== DIRECTIONS FOR THIS TASK ==
Among the records below, find each line containing the word "nинформацию" and copy it.

== INFORMATION SHOWN ==
◇ ◇ ◇ ◇ ◇ ◇ ◇

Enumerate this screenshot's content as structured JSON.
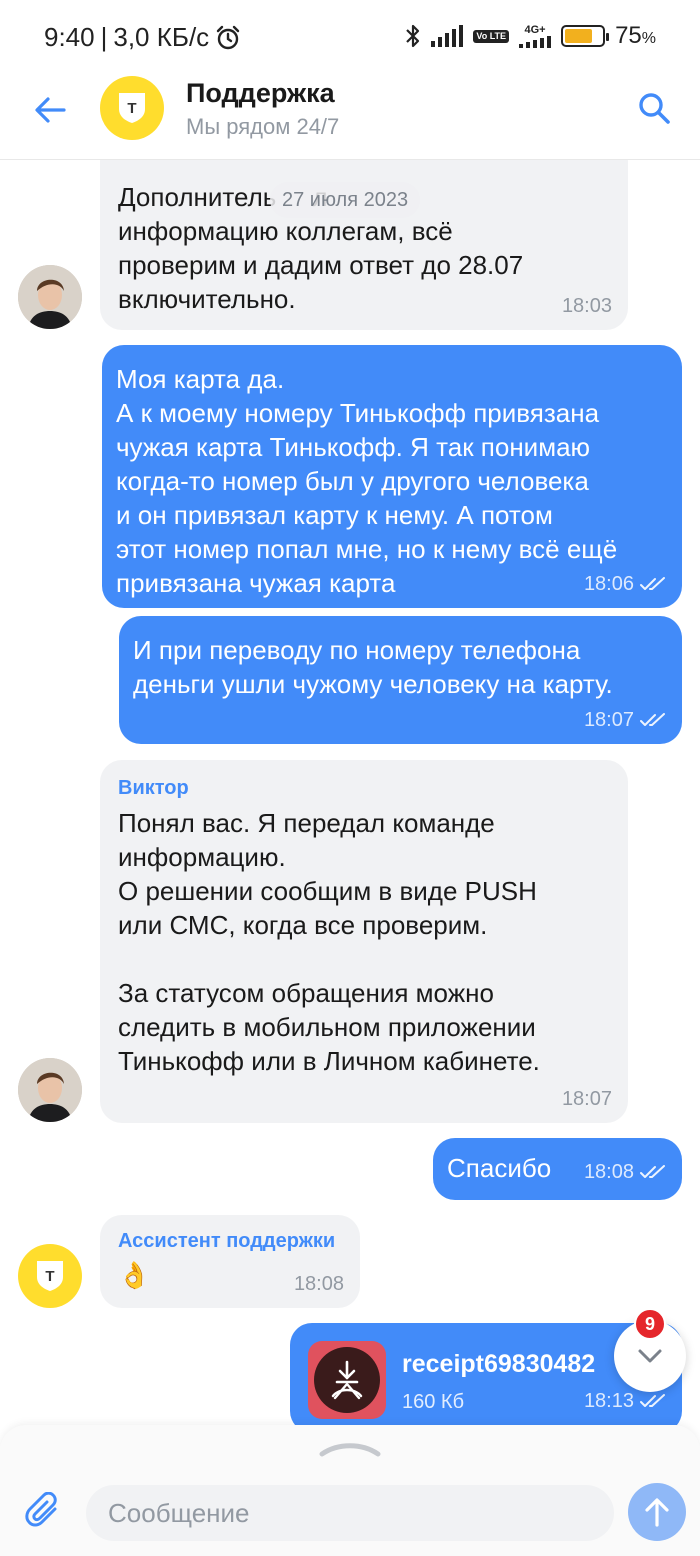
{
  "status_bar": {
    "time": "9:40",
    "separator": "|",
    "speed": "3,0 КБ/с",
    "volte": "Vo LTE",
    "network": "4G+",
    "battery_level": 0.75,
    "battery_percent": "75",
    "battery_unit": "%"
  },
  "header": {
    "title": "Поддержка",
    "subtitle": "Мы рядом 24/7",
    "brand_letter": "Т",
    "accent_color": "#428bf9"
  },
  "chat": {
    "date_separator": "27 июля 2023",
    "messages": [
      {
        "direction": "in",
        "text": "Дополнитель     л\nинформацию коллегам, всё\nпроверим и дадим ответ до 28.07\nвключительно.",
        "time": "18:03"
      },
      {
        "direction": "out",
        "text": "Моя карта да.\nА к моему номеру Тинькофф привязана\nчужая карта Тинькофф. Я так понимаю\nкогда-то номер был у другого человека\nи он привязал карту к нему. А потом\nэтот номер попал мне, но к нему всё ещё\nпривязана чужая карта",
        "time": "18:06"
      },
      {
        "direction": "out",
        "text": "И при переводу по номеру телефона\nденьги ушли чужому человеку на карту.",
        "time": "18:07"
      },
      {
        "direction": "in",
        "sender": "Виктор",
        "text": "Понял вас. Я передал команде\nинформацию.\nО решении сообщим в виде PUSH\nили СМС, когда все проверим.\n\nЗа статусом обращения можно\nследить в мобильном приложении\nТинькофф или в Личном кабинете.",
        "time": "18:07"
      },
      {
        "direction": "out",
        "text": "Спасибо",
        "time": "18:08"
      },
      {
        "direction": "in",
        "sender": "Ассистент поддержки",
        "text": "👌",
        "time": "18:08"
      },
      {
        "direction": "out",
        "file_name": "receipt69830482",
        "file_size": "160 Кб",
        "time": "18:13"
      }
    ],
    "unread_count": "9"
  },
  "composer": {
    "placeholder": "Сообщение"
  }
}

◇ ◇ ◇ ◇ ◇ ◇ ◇

== ANSWER SECTION ==
        "text": "Дополнитель     л\nинформацию коллегам, всё\nпроверим и дадим ответ до 28.07\nвключительно.",
        "text": "Понял вас. Я передал команде\nинформацию.\nО решении сообщим в виде PUSH\nили СМС, когда все проверим.\n\nЗа статусом обращения можно\nследить в мобильном приложении\nТинькофф или в Личном кабинете.",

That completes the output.